Although Matryoshka is now subconsciously associated with Russian folklore, its origins are more intricate than shop windows may at first glance suggest. The first matryoshka was made in the 18th century in China, stemming for a decorative box tradition, where the individual pieces were put together largest to smallest. Chinese dolls were similar to today’s matryoshkas, where the smallest of the set usually contained a grain of rice. From China this matryoshka phenomenon expanded into Japan, where it was represented in the form of seven gods of Japanese mythology. Only later, in the year 1890, the wealthy Moscow merchant and patron Savva Mamontov discovered the matryoshka and had a Russian sample made adapting the Chinese then Japanese culture to Russian folklore. In 1900 his wife presented a Russian matryoshka at the World Expo in Paris, for which she received a medal. Since then, the stacked dolls had become Russia’s key export article and subsequently during the 20. century as a Soviet Union icon it expanded to whole world. With the growth of tourism after the revolution (ending communism), matryoshkas flooded stock shelves and shop windows of souvenir stores in all of eastern Europe. The ideological toy became an empty marketing product, a ubiquitous simulacrum, a zombie with painted cheeks.

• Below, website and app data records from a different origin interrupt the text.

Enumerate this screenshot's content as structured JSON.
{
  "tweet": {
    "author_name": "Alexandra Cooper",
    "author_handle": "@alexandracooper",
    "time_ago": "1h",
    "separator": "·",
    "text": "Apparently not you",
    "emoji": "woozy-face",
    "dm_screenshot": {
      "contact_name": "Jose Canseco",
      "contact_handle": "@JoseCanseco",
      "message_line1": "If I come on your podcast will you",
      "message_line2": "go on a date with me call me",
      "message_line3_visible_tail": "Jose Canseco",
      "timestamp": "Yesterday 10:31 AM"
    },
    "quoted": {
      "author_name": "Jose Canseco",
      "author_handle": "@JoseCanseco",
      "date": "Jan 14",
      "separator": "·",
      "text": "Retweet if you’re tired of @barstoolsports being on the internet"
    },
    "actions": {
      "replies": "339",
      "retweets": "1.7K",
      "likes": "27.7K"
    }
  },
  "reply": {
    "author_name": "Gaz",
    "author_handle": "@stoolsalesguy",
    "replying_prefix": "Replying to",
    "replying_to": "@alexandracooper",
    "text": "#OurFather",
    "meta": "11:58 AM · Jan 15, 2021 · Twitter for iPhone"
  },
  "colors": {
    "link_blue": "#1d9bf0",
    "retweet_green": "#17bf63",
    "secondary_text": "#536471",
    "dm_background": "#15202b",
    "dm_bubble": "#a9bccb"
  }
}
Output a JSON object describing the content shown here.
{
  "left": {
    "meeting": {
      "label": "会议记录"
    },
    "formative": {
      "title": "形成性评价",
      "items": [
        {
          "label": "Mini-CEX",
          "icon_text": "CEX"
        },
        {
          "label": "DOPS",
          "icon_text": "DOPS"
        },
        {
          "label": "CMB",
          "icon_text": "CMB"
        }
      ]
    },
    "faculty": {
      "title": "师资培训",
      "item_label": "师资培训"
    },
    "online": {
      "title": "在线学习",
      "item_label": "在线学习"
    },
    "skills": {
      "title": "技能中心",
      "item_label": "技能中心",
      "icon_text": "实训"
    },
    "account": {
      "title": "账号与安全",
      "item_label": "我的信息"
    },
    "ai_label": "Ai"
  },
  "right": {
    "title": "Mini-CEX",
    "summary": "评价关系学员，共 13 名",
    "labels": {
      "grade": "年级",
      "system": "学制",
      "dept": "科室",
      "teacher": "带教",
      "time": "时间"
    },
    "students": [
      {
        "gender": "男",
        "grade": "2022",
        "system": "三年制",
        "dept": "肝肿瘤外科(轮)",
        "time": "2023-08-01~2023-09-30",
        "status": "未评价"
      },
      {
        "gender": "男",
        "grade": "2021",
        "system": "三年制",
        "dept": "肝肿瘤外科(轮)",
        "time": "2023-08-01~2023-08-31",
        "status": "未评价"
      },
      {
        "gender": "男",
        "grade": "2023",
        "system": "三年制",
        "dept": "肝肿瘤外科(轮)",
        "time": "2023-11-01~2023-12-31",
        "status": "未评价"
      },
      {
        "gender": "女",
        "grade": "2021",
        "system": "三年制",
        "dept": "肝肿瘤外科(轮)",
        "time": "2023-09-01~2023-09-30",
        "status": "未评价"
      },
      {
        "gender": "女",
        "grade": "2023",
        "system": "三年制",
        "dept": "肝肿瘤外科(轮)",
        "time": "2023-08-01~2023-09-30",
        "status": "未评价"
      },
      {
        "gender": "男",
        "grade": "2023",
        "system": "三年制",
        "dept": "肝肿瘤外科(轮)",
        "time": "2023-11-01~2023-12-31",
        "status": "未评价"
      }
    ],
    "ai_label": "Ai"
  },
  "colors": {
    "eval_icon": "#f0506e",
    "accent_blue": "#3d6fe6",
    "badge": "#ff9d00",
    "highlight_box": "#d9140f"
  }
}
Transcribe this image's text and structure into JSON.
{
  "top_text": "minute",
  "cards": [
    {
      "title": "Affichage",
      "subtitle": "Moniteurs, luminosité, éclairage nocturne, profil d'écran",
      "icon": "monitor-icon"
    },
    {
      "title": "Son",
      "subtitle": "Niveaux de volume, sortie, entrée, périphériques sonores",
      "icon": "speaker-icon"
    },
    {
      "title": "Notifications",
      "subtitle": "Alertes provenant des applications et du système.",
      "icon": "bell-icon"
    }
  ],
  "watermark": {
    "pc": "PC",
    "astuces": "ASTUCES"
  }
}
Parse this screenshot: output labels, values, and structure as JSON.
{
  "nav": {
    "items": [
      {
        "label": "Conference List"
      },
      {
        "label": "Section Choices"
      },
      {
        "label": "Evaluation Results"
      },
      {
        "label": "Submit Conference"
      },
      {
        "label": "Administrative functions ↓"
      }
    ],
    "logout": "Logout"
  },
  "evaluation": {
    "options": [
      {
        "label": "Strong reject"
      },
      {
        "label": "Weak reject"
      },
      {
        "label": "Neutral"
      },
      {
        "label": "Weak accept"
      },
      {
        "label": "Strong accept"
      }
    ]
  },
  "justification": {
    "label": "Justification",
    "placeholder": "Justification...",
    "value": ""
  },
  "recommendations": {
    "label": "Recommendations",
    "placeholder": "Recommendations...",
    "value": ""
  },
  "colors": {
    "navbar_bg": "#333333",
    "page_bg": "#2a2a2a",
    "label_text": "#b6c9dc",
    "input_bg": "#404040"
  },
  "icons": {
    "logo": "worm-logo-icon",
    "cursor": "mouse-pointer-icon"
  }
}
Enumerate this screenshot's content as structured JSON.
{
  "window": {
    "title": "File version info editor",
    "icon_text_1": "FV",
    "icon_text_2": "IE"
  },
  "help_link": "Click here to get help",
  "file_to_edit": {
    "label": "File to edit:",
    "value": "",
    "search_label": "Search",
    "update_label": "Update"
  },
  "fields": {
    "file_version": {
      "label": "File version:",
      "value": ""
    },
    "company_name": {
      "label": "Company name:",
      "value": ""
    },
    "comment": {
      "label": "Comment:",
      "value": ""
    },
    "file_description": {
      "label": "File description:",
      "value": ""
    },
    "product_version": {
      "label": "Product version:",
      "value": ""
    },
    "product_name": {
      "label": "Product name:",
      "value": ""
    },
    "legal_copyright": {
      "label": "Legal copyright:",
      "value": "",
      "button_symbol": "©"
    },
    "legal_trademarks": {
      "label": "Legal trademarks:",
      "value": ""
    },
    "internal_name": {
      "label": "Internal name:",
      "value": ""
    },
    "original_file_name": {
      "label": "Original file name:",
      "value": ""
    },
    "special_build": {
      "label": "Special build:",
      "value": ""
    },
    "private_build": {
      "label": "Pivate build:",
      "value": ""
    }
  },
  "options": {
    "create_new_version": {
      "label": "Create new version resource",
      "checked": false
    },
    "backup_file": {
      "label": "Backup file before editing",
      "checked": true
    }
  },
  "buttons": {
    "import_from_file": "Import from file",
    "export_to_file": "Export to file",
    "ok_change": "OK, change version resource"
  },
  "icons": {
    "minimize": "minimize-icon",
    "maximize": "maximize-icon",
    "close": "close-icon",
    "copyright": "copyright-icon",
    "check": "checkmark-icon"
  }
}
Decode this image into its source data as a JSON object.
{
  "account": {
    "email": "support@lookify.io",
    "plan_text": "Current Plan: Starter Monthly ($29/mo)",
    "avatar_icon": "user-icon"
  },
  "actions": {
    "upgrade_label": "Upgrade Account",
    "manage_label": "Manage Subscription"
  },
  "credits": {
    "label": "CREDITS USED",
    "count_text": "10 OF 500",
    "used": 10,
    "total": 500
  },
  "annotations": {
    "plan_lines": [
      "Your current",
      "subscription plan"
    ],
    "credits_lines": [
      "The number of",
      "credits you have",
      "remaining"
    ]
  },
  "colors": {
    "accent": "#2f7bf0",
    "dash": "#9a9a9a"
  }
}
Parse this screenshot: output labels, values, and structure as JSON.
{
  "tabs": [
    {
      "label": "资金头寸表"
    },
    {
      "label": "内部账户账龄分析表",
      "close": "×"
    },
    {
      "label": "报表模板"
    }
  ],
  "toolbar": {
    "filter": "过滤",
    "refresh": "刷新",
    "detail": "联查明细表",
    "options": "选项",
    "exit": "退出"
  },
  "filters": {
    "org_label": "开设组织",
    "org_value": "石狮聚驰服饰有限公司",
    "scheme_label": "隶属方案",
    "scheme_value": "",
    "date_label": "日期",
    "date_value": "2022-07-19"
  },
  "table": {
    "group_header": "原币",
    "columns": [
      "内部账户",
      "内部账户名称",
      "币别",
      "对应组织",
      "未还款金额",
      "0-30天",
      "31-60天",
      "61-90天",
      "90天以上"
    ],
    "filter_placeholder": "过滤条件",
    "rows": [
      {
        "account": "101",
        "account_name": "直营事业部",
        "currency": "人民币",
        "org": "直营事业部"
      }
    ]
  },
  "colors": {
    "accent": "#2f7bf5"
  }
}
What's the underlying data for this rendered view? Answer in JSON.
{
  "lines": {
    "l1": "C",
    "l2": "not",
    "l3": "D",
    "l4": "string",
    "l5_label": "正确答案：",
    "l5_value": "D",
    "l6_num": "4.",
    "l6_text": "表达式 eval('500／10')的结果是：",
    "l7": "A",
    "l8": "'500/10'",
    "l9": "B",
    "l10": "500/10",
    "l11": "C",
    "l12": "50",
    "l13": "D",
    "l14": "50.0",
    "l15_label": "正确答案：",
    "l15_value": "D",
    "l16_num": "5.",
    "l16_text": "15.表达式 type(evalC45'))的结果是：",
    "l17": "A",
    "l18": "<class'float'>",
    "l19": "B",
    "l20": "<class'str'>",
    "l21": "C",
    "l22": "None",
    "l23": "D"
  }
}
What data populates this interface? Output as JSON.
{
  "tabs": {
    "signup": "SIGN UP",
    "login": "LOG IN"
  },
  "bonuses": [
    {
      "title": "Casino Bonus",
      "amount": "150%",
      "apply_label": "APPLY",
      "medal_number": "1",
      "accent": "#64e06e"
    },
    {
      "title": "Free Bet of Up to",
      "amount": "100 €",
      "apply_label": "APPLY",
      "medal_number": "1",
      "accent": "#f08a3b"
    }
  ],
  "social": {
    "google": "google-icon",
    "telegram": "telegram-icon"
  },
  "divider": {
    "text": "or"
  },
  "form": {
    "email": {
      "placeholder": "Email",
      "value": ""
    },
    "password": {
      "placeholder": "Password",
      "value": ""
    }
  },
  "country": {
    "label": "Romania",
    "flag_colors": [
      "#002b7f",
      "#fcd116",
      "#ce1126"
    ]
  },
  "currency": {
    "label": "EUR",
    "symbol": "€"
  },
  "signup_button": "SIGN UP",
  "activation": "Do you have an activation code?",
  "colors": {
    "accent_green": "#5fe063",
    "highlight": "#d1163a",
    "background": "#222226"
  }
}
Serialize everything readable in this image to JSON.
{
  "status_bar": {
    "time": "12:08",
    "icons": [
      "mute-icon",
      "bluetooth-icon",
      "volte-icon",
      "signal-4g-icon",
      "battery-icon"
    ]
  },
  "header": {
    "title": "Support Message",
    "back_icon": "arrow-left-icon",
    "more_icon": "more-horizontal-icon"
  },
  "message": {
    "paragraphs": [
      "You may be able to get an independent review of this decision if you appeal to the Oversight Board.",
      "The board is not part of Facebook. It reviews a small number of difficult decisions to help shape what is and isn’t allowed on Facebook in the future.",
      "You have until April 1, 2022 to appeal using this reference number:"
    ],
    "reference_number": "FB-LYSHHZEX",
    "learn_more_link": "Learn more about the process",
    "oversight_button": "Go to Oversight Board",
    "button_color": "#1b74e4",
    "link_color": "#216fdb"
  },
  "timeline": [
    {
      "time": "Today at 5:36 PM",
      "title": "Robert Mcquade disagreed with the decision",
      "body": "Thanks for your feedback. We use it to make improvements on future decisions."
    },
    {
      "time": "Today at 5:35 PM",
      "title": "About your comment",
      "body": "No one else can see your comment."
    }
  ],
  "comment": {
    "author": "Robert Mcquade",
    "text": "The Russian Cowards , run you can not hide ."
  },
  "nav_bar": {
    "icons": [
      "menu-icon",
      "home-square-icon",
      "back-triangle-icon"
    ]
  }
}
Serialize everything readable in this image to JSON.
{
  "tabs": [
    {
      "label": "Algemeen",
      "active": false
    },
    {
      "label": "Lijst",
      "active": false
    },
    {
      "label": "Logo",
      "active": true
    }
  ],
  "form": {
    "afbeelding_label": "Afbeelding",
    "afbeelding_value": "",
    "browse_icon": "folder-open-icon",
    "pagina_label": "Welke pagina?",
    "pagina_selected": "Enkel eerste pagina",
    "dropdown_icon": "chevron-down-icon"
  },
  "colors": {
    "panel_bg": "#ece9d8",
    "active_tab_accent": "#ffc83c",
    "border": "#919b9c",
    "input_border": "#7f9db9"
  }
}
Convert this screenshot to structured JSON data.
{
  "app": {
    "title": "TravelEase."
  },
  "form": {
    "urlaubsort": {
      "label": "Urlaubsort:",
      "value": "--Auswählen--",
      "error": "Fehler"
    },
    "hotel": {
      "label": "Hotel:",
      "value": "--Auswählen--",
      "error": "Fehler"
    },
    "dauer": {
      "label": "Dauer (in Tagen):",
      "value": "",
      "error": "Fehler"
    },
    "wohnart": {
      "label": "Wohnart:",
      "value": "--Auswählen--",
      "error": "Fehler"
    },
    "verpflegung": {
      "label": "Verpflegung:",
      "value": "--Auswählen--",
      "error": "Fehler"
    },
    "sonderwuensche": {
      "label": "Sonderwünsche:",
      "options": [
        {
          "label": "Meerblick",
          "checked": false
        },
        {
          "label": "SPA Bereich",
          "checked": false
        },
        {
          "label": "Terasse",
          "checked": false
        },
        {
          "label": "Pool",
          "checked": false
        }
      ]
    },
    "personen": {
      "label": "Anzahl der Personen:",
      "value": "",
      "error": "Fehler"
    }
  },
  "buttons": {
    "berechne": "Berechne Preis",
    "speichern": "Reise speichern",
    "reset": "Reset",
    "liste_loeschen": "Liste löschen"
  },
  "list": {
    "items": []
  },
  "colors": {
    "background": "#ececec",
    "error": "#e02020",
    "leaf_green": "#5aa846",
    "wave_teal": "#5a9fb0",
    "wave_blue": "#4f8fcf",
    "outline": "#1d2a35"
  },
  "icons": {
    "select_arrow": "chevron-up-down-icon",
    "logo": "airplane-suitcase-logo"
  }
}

Narozen 4. 3. 1955 v Českém těšíně. Od roku 1991 bydlí v Praze na Starém Městě. Vystudoval LŠU Havířov a SUPŠ Uherské Hradiště. Je výtvarníkem a řemeslníkem. Pracuje převážně se dřevem. Tvorbě loutek se věnuje od roku 1992.
2009 Hard, drawings and objects, Antiquarian Bookshop and Gallery Pod svícnem, Frýdek – Místek
2005 Sudden nausea, windows of the Library of the Institute of Psychology AS CR, Prague
2002 Happy and cheerful to you our angels, Antiquarian Bookshop and Gallery Pod svícnem, Frýdek – Místek
2002 No comment, Mazhaus Gallery, Český Krumlov
2001 Autosalon, Antiquarian Bookshop and Gallery Pod svícnem, Frýdek – Místek
2000 Perpetuum Shakespeare, Lang’s House Gallery, Frýdek – Místek
1999 Space for one work, Moravian Gallery, Brno
1999 Viagra Benz, House of Arts, Ostrava
1996 The Lost Lines or the First Motor Show in Jilská, Gallery U šaška, Prague
2010 3x pro radost, Galerie Radost, Havířov
2009 PF 2012, Designblok 09, Praha
1991 Jeune Peinture, Grand Palais Paris, Paříž